‘You won’t be able to compete anymore,’ is the beginning of the lump in your throat traveling down to the pit of your stomach.
More and more, professional athletes are discussing the health issues that have left them with no choice but to walk away from the language they’ve spoken all of their lives. But as a current or former university athlete, it’s never the wrong time to look back on what your craft has built for your future.
Take a cue from former Vancouver Canucks defenseman Derek Dorsett. Dorsett was forced into a quick retirement after spinal cord issues left him in no shape to continue his career in the NHL. That shouldn’t be any reason to cut Dorsett’s achievements down, though. The hockey globetrotter was drafted by the Columbus Blue Jackets in 2006 and played for Austria’s Salzburg EC in 2012. Dedicated to his craft, Dorsett played 10 seasons in the NHL, and was awarded with the Fred J. Hume Award in 2015 and 2018.
Many athletes have never experienced the deck of cards Craig Cunningham was handed either. In 2016, Cunningham suffered an acute cardiac arrest on the ice before the start of an AHL game. With talent and four seasons in the NHL under his belt, Cunningham is making the most of his knowledge as a pro scout for the Arizona Coyotes — a newfound occupation most could only dream of.
Student athletics are no different, especially if you are fresh off the ice. The NHL has recently been developing new and young players, which is your cue to remind yourself of who you played well against or scored on between the pipes. The coolest men and women are the ones with the clipboards in the audience — trust me, official and Will Smith à la Men in Black doesn’t even begin to describe them.
Physicians aren’t the last face that all athletes see before deciding to retire. Take Nashville Predators former captain Mike Fisher, for example. Fisher announced his retirement for the second time in his 18th NHL season in May this year. At the end of last summer, he’d said that choosing to walk away from the game was a hard decision, but that it seemed right. His comeback was propelled by the possibility of the Predators winning the Stanley Cup this past season. But as time progressed, it seemed his lengthy NHL legacy was all he needed, stating that “I’ve milked this cow as long as it’ll go.”

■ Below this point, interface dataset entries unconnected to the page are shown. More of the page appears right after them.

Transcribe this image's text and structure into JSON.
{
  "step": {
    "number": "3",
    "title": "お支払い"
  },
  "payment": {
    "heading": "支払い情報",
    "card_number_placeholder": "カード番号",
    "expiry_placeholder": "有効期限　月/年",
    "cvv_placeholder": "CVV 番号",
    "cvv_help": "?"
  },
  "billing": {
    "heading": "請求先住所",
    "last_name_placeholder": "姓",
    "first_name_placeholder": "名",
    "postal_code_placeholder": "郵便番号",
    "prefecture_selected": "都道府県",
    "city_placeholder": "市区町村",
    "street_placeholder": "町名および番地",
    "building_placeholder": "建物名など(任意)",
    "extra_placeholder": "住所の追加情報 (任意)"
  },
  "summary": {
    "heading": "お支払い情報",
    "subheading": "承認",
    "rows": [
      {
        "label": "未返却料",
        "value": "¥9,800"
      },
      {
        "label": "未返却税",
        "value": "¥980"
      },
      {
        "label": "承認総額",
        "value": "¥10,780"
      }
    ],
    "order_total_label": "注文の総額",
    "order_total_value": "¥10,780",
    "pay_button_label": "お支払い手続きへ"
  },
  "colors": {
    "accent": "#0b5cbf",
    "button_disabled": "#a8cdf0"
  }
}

If you are a Jack or Jill of all trades, you may relate to Chad Brownlee a little bit more. Drafted by the Vancouver Canucks in 2003, the 34-year-old found his true passion outside of the barn. Well, maybe not exactly. After leaving the ice due to injuries, Brownlee now has six Canadian Country Music Association Award nominations and nine top-10 singles. His fate in country music was likely going to happen one way or another.

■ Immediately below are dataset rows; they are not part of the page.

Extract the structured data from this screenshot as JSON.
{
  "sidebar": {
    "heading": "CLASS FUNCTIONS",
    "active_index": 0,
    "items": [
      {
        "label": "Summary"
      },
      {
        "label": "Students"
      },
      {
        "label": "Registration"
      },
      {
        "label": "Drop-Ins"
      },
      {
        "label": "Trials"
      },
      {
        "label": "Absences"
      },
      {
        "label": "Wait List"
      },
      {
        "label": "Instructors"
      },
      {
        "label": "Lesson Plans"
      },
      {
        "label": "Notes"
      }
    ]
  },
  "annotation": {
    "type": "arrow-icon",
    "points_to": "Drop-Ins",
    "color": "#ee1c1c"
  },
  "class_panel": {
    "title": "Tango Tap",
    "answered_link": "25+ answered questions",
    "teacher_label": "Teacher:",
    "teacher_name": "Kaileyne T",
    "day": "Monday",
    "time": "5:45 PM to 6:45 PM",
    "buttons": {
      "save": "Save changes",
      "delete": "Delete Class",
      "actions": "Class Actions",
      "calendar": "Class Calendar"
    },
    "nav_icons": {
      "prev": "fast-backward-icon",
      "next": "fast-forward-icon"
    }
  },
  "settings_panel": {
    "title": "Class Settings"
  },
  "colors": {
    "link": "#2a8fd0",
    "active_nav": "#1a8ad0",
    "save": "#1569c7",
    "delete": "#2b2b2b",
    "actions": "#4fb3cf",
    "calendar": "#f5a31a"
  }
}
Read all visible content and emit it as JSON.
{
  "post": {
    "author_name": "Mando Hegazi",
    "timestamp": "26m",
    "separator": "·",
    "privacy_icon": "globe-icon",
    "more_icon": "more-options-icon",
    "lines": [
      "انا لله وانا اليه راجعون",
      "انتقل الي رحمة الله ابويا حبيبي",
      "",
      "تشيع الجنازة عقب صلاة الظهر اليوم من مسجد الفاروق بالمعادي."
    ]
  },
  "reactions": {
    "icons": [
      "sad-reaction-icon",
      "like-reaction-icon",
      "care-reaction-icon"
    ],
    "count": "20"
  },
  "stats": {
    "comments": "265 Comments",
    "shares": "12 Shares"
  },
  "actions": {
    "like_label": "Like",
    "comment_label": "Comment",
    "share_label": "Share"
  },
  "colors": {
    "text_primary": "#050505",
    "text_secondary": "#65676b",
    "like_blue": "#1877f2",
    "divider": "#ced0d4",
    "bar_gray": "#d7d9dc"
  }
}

As a student athlete, you don’t have to drop your guitar or your love for design to fulfill your sports psyche. Being dedicated to the game can land you exactly where you need to be, but who’s to say you can’t balance a little something else too?
Another misconception about being an athlete is that you can’t pick anything too time consuming in university. Myron Rolle, drafted by the Tennessee Titans in 2010, is a prime candidate to squash those negative notions.

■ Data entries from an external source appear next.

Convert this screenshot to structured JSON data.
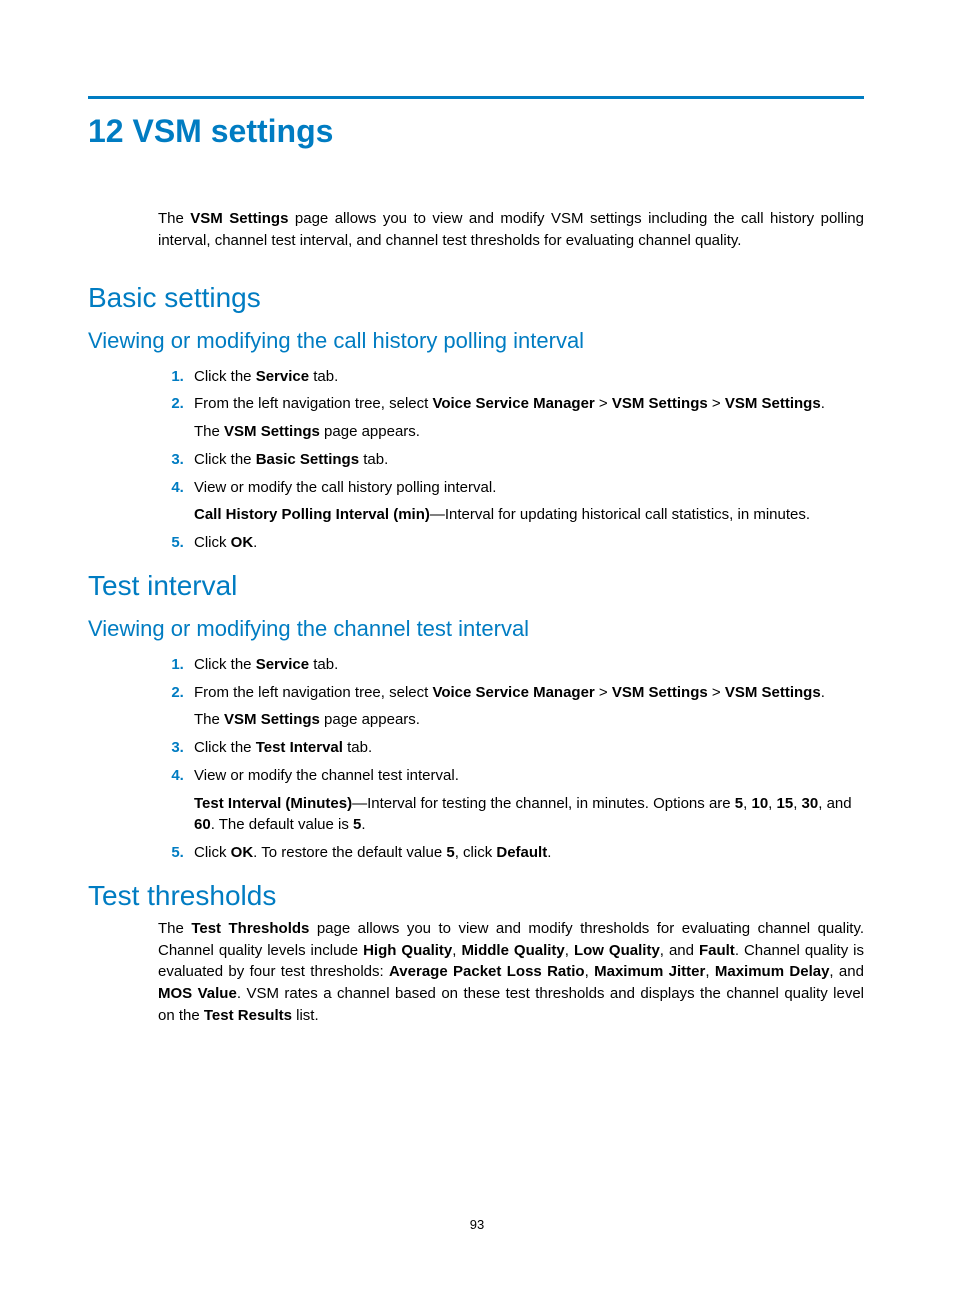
{
  "chapter_title": "12 VSM settings",
  "intro": {
    "pre": "The ",
    "bold": "VSM Settings",
    "post": " page allows you to view and modify VSM settings including the call history polling interval, channel test interval, and channel test thresholds for evaluating channel quality."
  },
  "basic": {
    "heading": "Basic settings",
    "sub": "Viewing or modifying the call history polling interval",
    "steps": {
      "s1": {
        "pre": "Click the ",
        "b1": "Service",
        "post": " tab."
      },
      "s2": {
        "pre": "From the left navigation tree, select ",
        "b1": "Voice Service Manager",
        "gt1": " > ",
        "b2": "VSM Settings",
        "gt2": " > ",
        "b3": "VSM Settings",
        "post1": ".",
        "line2_pre": "The ",
        "line2_b": "VSM Settings",
        "line2_post": " page appears."
      },
      "s3": {
        "pre": "Click the ",
        "b1": "Basic Settings",
        "post": " tab."
      },
      "s4": {
        "line1": "View or modify the call history polling interval.",
        "line2_b": "Call History Polling Interval (min)",
        "line2_post": "—Interval for updating historical call statistics, in minutes."
      },
      "s5": {
        "pre": "Click ",
        "b1": "OK",
        "post": "."
      }
    }
  },
  "testint": {
    "heading": "Test interval",
    "sub": "Viewing or modifying the channel test interval",
    "steps": {
      "s1": {
        "pre": "Click the ",
        "b1": "Service",
        "post": " tab."
      },
      "s2": {
        "pre": "From the left navigation tree, select ",
        "b1": "Voice Service Manager",
        "gt1": " > ",
        "b2": "VSM Settings",
        "gt2": " > ",
        "b3": "VSM Settings",
        "post1": ".",
        "line2_pre": "The ",
        "line2_b": "VSM Settings",
        "line2_post": " page appears."
      },
      "s3": {
        "pre": "Click the ",
        "b1": "Test Interval",
        "post": " tab."
      },
      "s4": {
        "line1": "View or modify the channel test interval.",
        "l2_b1": "Test Interval (Minutes)",
        "l2_t1": "—Interval for testing the channel, in minutes. Options are ",
        "l2_b2": "5",
        "l2_c1": ", ",
        "l2_b3": "10",
        "l2_c2": ", ",
        "l2_b4": "15",
        "l2_c3": ", ",
        "l2_b5": "30",
        "l2_c4": ", and ",
        "l2_b6": "60",
        "l2_t2": ". The default value is ",
        "l2_b7": "5",
        "l2_t3": "."
      },
      "s5": {
        "pre": "Click ",
        "b1": "OK",
        "mid": ". To restore the default value ",
        "b2": "5",
        "mid2": ", click ",
        "b3": "Default",
        "post": "."
      }
    }
  },
  "thresh": {
    "heading": "Test thresholds",
    "p": {
      "t1": "The ",
      "b1": "Test Thresholds",
      "t2": " page allows you to view and modify thresholds for evaluating channel quality. Channel quality levels include ",
      "b2": "High Quality",
      "c1": ", ",
      "b3": "Middle Quality",
      "c2": ", ",
      "b4": "Low Quality",
      "c3": ", and ",
      "b5": "Fault",
      "t3": ". Channel quality is evaluated by four test thresholds: ",
      "b6": "Average Packet Loss Ratio",
      "c4": ", ",
      "b7": "Maximum Jitter",
      "c5": ", ",
      "b8": "Maximum Delay",
      "c6": ", and ",
      "b9": "MOS Value",
      "t4": ". VSM rates a channel based on these test thresholds and displays the channel quality level on the ",
      "b10": "Test Results",
      "t5": " list."
    }
  },
  "page_number": "93"
}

Rolle impressively landed a neurosurgery residency at Harvard Medical School after joining the field to explore his concerns about concussions in the NFL. He now serves as a mentor, educating younger players on equipment to avoid brain injury.
The list of pro athletes thriving in retirement doesn’t end there. With determination like Rolle’s, you could not only prevent future accidents in other people’s lives, but your background in sports could also help with research and education. Ever thought of sitting on the board of a choice foundation or council? You could also start workshops or lend your skills as a sports broadcaster, or even join The Varsity as a writer!
As a former pupil of your craft, you don’t have to strip yourself of the athlete title. Training your whole life is something to take great pride in and creates a whole new set of avenues you could venture into. If you sit with the thought for even just a minute, it’s an extremely great quality to have — even if the pro league isn’t cutting a piece in your résumé.
If I could give you any advice on considering the highway of careers, it would be to take the long way home — it’s a beautiful one.